Being a spectator at the event is also fun, said Rod Palmer, who lives in Mountlake Terrace. Palmer, 51, won a turkey at a past fall Turkey Shoot but didn’t have a shotgun to participate in this year’s fall event.

“Watching the shooting is more fun than watching football,” he said.

Amy Daybert: 425-339-3491; adaybert@heraldnet.com.

More in Local News

Herald photos of the week

A weekly collection of The Herald’s best images by staff photographers and… Continue reading

This week’s Herald Super Kid is Nathan Nicholson of Snohomish High School. (Dan Bates / The Herald)
‘The future is biotech,’ but for now he’s busy with everything

Snohomish senior Nathan Nicholson is a student leader and media master.

Longboarders from near and far hit the trail in Arlington

The Centennial Sk8 Festival was serious competition for some and just for fun for others.

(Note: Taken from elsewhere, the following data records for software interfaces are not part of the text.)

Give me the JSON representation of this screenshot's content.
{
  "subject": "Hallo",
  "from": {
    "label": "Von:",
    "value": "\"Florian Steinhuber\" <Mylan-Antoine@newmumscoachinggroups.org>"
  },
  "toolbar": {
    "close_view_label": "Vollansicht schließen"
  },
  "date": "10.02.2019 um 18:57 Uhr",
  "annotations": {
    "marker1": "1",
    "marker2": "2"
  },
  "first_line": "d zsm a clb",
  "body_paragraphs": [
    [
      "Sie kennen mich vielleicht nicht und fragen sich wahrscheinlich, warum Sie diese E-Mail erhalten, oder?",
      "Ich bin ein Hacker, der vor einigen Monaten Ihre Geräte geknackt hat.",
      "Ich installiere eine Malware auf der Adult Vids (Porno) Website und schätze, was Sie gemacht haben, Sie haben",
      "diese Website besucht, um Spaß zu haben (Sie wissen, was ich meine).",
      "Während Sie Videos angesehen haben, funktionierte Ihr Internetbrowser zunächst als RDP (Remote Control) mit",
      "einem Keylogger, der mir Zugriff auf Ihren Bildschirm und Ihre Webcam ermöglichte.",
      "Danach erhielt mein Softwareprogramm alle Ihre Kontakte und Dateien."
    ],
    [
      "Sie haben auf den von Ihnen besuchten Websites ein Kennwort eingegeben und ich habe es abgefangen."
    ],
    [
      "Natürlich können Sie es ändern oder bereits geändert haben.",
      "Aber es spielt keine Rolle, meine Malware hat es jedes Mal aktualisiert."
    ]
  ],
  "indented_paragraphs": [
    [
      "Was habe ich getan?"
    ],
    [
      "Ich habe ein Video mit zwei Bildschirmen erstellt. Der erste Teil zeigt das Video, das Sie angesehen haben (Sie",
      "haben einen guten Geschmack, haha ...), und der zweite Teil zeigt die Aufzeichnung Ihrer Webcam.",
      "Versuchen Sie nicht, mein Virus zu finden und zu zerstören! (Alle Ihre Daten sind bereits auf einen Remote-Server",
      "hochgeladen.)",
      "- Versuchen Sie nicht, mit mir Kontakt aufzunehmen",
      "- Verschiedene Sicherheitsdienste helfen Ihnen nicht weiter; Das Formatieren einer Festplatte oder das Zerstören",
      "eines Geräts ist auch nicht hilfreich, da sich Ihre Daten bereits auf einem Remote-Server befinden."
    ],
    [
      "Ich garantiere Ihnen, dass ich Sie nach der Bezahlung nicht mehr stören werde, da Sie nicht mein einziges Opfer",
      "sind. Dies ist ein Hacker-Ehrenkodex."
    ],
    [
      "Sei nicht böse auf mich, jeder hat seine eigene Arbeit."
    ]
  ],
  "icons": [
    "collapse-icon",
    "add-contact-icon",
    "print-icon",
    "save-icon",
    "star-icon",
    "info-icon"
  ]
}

Council passes six-month moratorium on safe injection sites

Proposal by County Councilman Nate Nehring passed unanimously.

Crews recover body of man who fell over Wallace Falls

The area where the man fell is called Sky Valley Lookout, 2.4 miles from the parking lot.

Big fire destroys building on Broadway in Everett

A person was rescued, but there were no immediate reports of injuries.

Luring attempt reported in Mountlake Terrace

The driver allegedly instructed a boy to get in the truck and help grab a scooter he was giving away.

A place to live: Clearing a barrier for former sex workers

A nonprofit’s house “will be a safe place” for former prostitutes and sex-trafficking victims.

A customer walks away after buying a hot dog from a vendor on 33rd St and Smith Street near the Everett Station on Friday. The Everett Station District Alliance pictures the area east of Broadway and south of Hewitt Avenue as a future neighborhood and transit hub that could absorb expected population growth. (Andy Bronson / The Herald)
How can Everett Station become a vibrant part of city?

A neighborhood alliance focused on long-term revitalization will update the public Tuesday.

Most Read